=== RECORD EXTRACTS ===
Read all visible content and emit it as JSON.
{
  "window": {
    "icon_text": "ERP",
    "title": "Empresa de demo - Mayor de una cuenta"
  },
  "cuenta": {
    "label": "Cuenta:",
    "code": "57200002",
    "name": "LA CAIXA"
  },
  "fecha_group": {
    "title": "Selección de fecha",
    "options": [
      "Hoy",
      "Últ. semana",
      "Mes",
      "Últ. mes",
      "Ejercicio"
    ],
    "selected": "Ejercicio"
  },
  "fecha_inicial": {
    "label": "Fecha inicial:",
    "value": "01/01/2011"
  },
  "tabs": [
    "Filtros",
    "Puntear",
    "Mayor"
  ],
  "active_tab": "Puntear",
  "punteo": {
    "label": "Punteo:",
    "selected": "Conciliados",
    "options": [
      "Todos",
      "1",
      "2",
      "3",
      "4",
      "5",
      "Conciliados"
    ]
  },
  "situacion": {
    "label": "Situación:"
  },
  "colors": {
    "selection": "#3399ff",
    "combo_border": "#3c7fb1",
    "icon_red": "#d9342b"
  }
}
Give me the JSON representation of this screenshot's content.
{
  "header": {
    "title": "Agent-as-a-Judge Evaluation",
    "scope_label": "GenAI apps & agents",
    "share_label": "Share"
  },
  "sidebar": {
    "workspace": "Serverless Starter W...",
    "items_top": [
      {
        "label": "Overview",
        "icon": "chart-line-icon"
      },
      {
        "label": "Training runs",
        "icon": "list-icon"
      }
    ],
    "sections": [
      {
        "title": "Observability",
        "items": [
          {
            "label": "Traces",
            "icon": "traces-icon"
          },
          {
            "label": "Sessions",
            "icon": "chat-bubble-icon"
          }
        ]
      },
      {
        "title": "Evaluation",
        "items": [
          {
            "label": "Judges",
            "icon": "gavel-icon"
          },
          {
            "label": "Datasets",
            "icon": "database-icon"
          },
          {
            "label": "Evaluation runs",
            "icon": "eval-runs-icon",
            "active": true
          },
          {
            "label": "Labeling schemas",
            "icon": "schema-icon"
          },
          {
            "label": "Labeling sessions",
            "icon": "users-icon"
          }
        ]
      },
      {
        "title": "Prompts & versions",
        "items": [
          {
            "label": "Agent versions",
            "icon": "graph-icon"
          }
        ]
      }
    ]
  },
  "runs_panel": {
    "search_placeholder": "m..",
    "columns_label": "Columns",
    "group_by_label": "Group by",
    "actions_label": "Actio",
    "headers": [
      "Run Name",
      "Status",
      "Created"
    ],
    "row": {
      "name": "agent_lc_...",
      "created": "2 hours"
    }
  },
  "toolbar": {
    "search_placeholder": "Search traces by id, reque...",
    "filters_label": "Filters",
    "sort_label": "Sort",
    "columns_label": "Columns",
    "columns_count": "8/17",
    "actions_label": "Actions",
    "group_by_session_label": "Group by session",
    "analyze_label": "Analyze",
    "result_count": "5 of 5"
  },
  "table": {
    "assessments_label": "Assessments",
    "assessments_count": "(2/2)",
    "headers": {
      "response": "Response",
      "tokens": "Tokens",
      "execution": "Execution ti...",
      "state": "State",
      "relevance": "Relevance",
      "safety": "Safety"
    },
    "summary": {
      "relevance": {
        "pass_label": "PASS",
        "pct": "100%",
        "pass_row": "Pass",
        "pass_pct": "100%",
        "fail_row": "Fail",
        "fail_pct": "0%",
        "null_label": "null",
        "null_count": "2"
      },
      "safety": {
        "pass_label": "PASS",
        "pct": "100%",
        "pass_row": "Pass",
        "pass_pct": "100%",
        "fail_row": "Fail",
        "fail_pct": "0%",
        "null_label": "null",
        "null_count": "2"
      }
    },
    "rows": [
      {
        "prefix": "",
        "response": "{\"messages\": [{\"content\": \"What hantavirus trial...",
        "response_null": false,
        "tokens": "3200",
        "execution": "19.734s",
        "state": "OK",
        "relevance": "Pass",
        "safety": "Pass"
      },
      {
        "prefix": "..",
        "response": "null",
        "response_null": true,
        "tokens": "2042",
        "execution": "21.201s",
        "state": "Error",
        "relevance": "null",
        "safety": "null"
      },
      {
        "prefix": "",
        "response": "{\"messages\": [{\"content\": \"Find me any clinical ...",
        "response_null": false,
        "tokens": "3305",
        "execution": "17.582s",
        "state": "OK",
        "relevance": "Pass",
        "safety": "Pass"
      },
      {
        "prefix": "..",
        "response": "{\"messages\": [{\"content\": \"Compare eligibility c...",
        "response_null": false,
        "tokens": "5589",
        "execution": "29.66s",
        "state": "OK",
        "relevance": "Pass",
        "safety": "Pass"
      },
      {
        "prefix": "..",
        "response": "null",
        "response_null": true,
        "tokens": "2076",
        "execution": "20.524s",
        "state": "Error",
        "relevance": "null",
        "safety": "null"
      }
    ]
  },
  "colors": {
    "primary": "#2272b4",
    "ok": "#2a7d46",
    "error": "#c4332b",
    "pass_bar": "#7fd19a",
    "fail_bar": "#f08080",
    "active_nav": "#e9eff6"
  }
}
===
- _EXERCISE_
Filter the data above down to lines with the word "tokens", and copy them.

- _REPLY TO THE TASK_
      "tokens": "Tokens",
        "tokens": "3200",
        "tokens": "2042",
        "tokens": "3305",
        "tokens": "5589",
        "tokens": "2076",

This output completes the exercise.